International Day of Forests and World Water Day: Valuing forest restoration and water (Este recurso solo está disponible en inglés)


    It is estimated that in the last 30 years, 420 million hectares of forest have been lost through conversion to other land uses. Deforestation and forest degradation continue to take place at alarming rates. This, in turn, has a significant impact on the ecosystem services that forests provide. Considering this scenario, it is extremely important to improve forest management for the provision of ecosystem services by promoting forest restoration activities that are aligned with international goals and frameworks, such as the Bonn Challenge and the UN Decade on Ecosystem Restoration. This year, the International Day of Forests spotlights this topic, focusing on forest resilience and its services, under the theme “Forest restoration: a path to recovery and well-being"

    Restoration of forested areas can, for example, play an important role in the quality, timing, and quantity of one of the most important resources we have: water. Forest restoration can therefore, increase the environmental, economic and socio-cultural value of water, especially in previously degraded areas. How we value water, coincidentally the 2021 World Water Day theme, influences how we manage our forests and water resources, making forest-water relationships key to building resilient landscapes and societies.  

    Forest restoration, focusing on water ecosystem services provided by forests, can increase food and water security, support biodiversity and positively influence our health and recreation. However, how do we ensure forest restoration approaches succeed and increase the resilience of forests and their ability to provide water benefits?

  • Promoting inclusive restoration, taking all actors and sectors into account, and empowering communities to advance local solutions. The maintenance and improvement of water quantity and quality provided by healthy forests impacts a range of sectors, such as fisheries, agriculture, and tourism among others. For example, forests maintain and support aquatic biodiversity and important fisheries by providing shade, protecting the soil from erosion, acting as a chemical buffer, and providing nutritious terrestrial inputs. Many fisheries are important for local economies as they bring in recreational fishers and are a major food source for communities.
  • Investing in Capacity development to improve our understanding of forest-water relationships and management implications. Further guidance and support on capacity development can be found in the following resources:
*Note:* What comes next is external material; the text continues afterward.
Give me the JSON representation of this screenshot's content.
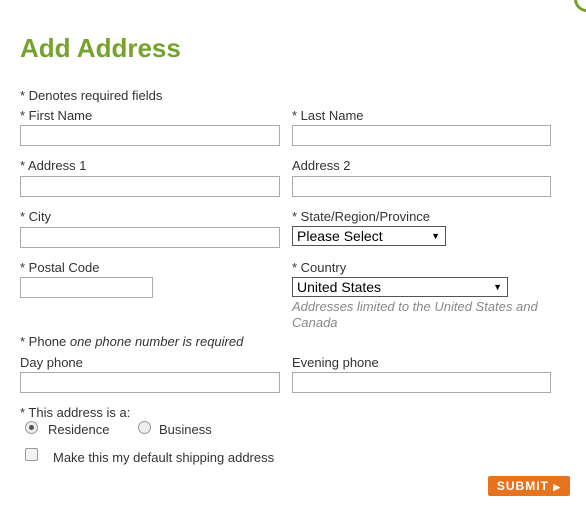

Advancing the forest and water nexus: A capacity development facilitation guide: provides background information, resource materials and a facilitation plan to support capacity development programme on the forest-water nexus.

LoCoFoRest training programme: gives participants the skills and knowledge to make forest and landscape restoration scalable and to take advantage of new value chains.

SFM toolbox: provides general guidance on water management priorities in forests, as well as links to key tools and case studies of effective water management in forests.

  •  Monitoring forest-water interactions to support decision-making. The following tools were developed to support monitoring actions, and can be easily applied and adapted to specific contexts:

Blue Targeting Tool: supports best management practices in forestry along small streams

Forest & Landscape Water Ecosystem Services (FL-WES) Tool: helps people better monitor, measure, and manage the relationship between forests and water.


Forest restoration that considers cross-sectoral and inclusive approaches, capacity development, monitoring actions and the sustainable management of the forest-water nexus, has the potential to enhance landscape resilience and increase the value of water while creating a path to recovery and well-being.